Below are the records. Count the lines containing the string "data", and reply with the number alone.

· · · · · · ·

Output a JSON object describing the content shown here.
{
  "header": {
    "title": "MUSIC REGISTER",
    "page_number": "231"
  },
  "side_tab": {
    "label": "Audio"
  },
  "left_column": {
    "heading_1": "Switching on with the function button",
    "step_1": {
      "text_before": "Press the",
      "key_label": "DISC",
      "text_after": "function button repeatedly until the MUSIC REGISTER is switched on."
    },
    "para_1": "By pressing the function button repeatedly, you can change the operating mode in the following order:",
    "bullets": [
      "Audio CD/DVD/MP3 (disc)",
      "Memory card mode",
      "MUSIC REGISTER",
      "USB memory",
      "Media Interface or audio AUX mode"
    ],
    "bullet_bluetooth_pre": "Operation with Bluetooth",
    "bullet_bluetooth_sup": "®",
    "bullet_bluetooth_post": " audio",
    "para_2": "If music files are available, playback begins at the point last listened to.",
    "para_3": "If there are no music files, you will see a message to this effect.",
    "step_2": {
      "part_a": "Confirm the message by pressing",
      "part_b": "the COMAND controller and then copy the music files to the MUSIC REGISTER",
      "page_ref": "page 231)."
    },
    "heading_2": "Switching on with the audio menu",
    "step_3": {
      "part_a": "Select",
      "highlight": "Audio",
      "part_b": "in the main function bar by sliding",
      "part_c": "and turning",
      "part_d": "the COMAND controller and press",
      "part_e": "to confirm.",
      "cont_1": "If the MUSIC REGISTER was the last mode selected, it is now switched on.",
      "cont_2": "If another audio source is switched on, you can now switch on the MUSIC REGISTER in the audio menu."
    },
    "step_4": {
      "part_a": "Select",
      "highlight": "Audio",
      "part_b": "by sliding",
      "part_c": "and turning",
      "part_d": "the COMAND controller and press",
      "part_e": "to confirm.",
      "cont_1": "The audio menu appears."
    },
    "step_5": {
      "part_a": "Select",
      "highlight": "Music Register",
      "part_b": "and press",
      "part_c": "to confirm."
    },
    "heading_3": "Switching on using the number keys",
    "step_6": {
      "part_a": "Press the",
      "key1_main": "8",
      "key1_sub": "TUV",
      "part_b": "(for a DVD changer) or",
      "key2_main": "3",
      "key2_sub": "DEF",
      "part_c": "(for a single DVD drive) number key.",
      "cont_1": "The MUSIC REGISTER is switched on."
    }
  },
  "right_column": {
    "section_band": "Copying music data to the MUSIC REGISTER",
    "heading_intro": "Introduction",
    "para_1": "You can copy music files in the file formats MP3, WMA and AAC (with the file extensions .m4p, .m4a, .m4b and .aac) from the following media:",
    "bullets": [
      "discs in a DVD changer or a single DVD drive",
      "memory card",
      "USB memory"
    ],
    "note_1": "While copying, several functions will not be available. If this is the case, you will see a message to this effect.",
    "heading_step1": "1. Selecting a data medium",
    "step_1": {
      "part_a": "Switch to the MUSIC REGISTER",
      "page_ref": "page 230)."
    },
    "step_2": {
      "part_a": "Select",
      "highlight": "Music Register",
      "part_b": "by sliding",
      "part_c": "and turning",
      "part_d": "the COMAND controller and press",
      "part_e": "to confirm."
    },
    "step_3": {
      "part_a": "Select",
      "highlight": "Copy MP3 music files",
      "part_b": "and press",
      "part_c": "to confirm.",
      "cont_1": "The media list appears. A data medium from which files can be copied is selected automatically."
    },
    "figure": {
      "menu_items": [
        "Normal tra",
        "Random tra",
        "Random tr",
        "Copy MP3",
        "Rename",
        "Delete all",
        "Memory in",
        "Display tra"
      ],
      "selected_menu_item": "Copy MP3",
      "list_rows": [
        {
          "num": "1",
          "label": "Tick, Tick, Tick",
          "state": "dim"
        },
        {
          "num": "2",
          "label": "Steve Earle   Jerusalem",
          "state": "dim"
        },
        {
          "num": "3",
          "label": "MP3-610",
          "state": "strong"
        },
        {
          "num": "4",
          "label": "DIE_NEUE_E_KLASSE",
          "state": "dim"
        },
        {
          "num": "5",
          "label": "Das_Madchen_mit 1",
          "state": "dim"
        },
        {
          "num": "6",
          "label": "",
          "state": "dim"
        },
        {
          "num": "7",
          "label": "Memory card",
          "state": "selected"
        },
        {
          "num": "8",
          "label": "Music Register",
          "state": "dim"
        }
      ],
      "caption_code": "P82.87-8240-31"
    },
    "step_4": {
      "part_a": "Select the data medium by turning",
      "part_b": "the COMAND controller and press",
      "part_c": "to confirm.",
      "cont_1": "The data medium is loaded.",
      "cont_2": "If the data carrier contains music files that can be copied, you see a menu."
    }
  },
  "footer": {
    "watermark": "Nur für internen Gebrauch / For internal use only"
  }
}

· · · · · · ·

Answer space.
6